AIM OF THE EXERCISE
Every line containing the string "this" should be returned from the records.

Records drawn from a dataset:
+ + + + + + +

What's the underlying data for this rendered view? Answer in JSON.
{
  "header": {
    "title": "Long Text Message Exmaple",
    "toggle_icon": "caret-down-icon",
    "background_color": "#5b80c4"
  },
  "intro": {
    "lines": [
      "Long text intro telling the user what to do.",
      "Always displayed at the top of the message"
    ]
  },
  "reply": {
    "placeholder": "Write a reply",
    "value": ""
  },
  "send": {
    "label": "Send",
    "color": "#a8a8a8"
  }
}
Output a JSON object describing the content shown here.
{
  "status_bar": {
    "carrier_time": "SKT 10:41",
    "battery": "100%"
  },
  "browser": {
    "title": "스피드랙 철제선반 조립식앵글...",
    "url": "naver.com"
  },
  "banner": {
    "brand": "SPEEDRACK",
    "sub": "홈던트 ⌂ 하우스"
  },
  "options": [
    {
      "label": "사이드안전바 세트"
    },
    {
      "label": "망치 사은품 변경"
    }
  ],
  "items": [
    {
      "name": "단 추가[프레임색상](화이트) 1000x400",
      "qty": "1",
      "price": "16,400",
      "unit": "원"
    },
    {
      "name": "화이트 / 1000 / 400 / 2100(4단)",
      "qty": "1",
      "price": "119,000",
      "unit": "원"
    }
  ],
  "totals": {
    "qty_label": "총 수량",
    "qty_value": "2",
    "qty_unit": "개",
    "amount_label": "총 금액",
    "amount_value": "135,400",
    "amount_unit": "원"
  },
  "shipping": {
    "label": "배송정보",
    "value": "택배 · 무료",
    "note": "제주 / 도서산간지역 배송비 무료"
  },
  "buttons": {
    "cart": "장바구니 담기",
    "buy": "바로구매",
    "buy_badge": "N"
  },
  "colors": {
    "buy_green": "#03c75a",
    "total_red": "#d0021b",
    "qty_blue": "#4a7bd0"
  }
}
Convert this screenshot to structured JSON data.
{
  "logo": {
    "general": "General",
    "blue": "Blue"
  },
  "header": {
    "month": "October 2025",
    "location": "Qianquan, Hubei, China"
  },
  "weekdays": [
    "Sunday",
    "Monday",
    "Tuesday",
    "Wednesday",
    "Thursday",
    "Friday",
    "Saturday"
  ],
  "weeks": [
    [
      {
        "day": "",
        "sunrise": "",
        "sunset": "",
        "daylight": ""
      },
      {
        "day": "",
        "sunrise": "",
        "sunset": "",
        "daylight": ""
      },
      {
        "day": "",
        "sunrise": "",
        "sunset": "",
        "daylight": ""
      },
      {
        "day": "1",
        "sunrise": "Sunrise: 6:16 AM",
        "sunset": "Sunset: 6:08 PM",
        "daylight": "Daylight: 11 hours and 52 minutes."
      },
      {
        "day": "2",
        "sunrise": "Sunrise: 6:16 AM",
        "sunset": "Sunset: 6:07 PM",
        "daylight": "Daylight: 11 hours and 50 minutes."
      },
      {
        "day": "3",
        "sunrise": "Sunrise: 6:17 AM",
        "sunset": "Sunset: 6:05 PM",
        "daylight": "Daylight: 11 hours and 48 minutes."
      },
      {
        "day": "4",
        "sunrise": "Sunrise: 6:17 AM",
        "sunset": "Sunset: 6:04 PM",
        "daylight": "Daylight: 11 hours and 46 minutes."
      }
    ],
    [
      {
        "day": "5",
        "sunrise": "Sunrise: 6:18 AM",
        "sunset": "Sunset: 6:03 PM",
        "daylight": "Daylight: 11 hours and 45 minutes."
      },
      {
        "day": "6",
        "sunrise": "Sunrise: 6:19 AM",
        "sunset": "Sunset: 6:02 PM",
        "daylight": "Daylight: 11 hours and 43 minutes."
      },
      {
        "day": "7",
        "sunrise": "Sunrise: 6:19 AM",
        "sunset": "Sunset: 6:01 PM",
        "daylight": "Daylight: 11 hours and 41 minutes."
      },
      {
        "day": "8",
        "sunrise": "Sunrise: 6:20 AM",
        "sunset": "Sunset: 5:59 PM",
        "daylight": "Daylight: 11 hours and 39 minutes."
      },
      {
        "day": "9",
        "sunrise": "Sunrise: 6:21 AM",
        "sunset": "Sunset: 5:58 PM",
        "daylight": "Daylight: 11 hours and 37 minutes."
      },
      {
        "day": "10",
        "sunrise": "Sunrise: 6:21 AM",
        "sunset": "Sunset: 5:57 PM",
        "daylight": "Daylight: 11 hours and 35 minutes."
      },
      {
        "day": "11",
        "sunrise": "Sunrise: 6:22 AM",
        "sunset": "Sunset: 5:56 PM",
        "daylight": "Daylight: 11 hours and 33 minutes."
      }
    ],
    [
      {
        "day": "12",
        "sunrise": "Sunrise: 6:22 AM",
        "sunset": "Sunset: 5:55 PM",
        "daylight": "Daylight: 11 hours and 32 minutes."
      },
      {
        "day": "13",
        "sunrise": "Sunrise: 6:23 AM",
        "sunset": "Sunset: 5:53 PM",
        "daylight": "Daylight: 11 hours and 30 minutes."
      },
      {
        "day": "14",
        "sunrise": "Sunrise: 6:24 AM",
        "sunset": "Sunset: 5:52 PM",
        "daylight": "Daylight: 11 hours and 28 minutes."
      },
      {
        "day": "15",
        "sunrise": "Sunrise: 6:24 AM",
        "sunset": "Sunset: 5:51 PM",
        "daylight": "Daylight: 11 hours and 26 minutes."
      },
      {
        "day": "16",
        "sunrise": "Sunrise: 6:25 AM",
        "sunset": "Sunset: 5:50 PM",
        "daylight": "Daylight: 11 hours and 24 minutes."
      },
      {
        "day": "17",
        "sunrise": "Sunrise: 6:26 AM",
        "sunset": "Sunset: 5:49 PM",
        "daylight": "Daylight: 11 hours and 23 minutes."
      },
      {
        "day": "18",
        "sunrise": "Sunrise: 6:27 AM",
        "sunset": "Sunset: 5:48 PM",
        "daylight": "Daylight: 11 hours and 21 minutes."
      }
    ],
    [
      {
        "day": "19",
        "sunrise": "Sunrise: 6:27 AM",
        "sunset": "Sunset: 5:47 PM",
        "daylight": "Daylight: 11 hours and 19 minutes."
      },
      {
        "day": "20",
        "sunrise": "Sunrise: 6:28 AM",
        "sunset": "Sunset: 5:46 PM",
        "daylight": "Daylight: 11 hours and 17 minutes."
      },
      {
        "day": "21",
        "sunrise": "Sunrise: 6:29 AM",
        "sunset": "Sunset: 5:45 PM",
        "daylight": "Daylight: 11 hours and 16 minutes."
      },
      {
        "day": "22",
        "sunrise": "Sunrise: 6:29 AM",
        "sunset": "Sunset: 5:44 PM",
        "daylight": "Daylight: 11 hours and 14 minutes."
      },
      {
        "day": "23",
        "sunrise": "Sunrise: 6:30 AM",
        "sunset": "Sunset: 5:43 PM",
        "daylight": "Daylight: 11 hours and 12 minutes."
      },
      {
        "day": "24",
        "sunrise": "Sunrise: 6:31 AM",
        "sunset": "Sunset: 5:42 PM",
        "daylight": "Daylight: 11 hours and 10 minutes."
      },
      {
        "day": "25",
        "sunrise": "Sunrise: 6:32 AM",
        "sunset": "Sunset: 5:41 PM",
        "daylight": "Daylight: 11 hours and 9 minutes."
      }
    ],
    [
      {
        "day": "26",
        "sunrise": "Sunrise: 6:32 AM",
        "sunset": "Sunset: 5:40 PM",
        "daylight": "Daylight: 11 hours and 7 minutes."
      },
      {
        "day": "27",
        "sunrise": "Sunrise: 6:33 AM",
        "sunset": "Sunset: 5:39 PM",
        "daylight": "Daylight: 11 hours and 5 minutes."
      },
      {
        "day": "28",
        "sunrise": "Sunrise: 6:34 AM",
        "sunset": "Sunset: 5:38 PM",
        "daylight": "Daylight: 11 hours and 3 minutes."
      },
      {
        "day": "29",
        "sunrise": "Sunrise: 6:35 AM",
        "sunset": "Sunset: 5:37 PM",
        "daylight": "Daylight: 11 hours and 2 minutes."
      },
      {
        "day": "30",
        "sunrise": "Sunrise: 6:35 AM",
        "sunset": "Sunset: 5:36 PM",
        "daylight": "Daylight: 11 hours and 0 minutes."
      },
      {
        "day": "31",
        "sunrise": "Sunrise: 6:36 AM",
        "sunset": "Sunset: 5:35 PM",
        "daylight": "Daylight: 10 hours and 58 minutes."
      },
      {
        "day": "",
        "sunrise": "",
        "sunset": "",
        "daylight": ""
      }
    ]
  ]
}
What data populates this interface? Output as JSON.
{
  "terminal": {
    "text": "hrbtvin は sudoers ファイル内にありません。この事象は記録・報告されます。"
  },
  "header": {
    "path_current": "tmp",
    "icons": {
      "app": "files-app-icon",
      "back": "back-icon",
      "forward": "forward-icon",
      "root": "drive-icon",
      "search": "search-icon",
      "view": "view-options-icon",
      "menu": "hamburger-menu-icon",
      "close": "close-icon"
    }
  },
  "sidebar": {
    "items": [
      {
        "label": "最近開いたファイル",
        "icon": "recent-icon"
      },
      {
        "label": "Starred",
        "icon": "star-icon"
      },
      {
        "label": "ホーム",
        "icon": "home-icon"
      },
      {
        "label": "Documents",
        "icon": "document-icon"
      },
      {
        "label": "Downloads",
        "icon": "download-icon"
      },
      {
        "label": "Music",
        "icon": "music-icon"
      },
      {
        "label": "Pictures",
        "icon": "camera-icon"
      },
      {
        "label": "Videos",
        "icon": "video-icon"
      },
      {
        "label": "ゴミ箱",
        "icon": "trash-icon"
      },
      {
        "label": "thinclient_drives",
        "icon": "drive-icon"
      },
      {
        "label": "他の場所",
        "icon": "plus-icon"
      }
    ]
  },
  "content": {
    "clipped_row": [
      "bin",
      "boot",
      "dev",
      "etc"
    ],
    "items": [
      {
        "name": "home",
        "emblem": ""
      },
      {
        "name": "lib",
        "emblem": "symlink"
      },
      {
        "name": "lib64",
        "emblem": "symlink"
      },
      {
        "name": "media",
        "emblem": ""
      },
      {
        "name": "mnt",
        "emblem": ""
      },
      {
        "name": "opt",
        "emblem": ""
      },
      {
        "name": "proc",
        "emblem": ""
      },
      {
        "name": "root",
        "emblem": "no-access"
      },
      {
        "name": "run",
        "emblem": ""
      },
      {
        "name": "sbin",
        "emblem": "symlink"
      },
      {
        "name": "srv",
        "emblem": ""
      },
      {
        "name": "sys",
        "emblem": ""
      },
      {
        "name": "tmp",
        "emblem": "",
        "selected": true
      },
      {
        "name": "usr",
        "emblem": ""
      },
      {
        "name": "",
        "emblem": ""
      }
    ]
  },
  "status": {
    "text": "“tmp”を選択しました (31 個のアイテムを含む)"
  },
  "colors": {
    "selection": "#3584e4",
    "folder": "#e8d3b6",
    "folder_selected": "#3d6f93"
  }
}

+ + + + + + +

SOLVED PROBLEM
What's the underlying data for this rendered view? Answer in JSON.
Convert this screenshot to structured JSON data.
What data populates this interface? Output as JSON.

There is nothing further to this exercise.